[Start of Attachment]

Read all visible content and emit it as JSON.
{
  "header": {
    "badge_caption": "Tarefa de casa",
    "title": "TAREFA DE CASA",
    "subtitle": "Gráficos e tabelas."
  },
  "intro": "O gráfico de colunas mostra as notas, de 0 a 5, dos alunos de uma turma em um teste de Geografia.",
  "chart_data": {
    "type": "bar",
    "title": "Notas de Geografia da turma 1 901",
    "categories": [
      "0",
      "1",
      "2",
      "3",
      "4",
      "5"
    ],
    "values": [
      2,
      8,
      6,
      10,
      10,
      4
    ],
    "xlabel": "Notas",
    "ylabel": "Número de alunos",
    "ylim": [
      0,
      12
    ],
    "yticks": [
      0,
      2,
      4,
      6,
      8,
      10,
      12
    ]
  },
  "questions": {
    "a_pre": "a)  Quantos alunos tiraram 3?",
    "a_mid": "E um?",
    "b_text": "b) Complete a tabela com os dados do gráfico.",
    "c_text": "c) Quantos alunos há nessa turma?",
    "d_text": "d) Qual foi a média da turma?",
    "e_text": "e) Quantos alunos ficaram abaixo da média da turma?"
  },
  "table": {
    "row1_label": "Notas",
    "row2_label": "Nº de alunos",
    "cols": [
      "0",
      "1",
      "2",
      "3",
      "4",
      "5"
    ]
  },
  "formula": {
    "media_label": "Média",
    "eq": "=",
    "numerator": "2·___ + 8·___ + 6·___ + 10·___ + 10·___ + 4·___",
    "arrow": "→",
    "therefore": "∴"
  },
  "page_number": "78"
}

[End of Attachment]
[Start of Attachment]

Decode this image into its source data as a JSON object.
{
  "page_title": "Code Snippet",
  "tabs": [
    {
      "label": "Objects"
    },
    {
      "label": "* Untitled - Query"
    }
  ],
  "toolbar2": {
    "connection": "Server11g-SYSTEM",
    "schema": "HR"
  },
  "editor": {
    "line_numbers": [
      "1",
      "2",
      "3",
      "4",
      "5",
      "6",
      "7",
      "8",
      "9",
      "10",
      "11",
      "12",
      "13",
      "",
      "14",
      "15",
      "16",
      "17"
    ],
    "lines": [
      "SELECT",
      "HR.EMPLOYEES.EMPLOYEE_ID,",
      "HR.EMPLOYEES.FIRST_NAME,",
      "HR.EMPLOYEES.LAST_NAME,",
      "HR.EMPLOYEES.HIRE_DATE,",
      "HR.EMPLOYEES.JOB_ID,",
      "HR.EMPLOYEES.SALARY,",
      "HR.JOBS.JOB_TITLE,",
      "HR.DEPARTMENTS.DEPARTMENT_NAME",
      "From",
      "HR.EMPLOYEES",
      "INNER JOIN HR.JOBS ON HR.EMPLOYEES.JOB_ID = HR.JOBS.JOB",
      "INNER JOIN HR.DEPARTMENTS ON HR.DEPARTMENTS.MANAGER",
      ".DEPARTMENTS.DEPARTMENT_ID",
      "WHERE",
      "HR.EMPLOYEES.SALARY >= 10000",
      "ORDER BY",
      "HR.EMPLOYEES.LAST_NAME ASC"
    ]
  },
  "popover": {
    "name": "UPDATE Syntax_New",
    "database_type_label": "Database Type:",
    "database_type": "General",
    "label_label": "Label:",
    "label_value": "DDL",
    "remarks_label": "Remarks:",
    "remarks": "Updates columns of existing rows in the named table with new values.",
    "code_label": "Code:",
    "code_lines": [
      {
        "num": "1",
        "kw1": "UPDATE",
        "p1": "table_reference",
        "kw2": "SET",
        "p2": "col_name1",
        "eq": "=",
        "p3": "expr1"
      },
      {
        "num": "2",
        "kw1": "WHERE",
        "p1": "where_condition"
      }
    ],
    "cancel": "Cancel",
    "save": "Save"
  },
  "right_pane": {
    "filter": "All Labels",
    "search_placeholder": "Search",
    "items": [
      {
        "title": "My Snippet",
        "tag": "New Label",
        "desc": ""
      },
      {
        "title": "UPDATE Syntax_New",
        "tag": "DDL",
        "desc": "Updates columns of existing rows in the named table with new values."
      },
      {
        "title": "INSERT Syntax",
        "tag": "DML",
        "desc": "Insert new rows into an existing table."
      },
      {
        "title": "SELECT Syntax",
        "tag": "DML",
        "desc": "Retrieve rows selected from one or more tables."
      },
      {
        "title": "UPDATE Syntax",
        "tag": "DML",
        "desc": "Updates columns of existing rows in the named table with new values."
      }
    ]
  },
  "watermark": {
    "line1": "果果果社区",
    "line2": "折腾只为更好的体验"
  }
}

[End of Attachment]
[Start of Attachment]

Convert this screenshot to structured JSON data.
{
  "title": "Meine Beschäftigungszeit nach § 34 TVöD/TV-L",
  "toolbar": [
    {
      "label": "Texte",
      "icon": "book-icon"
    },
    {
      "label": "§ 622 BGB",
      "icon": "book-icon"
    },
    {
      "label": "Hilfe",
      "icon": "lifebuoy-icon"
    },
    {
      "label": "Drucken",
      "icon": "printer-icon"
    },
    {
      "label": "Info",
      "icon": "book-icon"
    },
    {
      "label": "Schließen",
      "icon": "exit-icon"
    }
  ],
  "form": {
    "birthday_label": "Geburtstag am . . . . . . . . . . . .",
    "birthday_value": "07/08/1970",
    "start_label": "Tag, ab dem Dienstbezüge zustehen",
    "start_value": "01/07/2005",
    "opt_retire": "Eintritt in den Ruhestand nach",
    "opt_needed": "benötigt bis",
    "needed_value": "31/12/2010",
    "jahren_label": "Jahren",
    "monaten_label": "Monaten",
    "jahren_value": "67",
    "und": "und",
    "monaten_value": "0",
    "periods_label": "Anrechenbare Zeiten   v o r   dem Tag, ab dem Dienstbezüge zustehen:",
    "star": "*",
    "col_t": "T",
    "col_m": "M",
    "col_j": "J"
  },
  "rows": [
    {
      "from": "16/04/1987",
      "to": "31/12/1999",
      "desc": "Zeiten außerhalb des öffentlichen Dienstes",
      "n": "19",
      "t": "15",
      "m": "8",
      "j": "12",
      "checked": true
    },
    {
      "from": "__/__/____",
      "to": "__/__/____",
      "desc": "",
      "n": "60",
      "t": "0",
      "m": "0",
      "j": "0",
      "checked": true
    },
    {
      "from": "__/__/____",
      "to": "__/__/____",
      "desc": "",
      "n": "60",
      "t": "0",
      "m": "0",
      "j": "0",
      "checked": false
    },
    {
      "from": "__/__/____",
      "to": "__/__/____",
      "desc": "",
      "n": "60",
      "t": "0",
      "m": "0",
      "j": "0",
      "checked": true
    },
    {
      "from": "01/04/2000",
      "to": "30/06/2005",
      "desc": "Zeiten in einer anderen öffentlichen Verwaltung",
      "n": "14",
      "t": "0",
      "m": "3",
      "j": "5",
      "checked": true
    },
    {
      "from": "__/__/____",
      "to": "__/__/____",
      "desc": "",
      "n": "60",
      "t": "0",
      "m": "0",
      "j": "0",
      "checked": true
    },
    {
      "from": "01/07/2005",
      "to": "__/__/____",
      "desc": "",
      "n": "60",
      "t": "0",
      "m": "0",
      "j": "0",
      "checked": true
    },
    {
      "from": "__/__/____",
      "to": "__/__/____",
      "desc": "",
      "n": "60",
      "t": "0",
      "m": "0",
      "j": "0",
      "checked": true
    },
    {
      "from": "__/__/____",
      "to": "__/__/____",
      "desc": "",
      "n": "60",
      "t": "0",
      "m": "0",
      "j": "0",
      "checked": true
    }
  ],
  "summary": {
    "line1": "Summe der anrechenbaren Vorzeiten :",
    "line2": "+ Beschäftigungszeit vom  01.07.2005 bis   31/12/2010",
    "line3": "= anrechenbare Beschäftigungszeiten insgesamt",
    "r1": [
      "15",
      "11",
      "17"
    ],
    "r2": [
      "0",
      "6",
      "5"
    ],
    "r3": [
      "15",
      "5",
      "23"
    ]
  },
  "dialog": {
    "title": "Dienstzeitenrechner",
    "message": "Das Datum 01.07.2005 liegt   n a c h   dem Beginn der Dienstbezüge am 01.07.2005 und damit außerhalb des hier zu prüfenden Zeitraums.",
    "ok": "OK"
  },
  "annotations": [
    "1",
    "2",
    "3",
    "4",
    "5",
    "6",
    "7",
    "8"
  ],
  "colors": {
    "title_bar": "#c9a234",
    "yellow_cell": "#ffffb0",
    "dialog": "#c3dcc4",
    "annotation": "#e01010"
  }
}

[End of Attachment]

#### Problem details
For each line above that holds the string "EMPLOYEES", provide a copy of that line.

#### Completed task
      "HR.EMPLOYEES.EMPLOYEE_ID,",
      "HR.EMPLOYEES.FIRST_NAME,",
      "HR.EMPLOYEES.LAST_NAME,",
      "HR.EMPLOYEES.HIRE_DATE,",
      "HR.EMPLOYEES.JOB_ID,",
      "HR.EMPLOYEES.SALARY,",
      "HR.EMPLOYEES",
      "INNER JOIN HR.JOBS ON HR.EMPLOYEES.JOB_ID = HR.JOBS.JOB",
      "HR.EMPLOYEES.SALARY >= 10000",
      "HR.EMPLOYEES.LAST_NAME ASC"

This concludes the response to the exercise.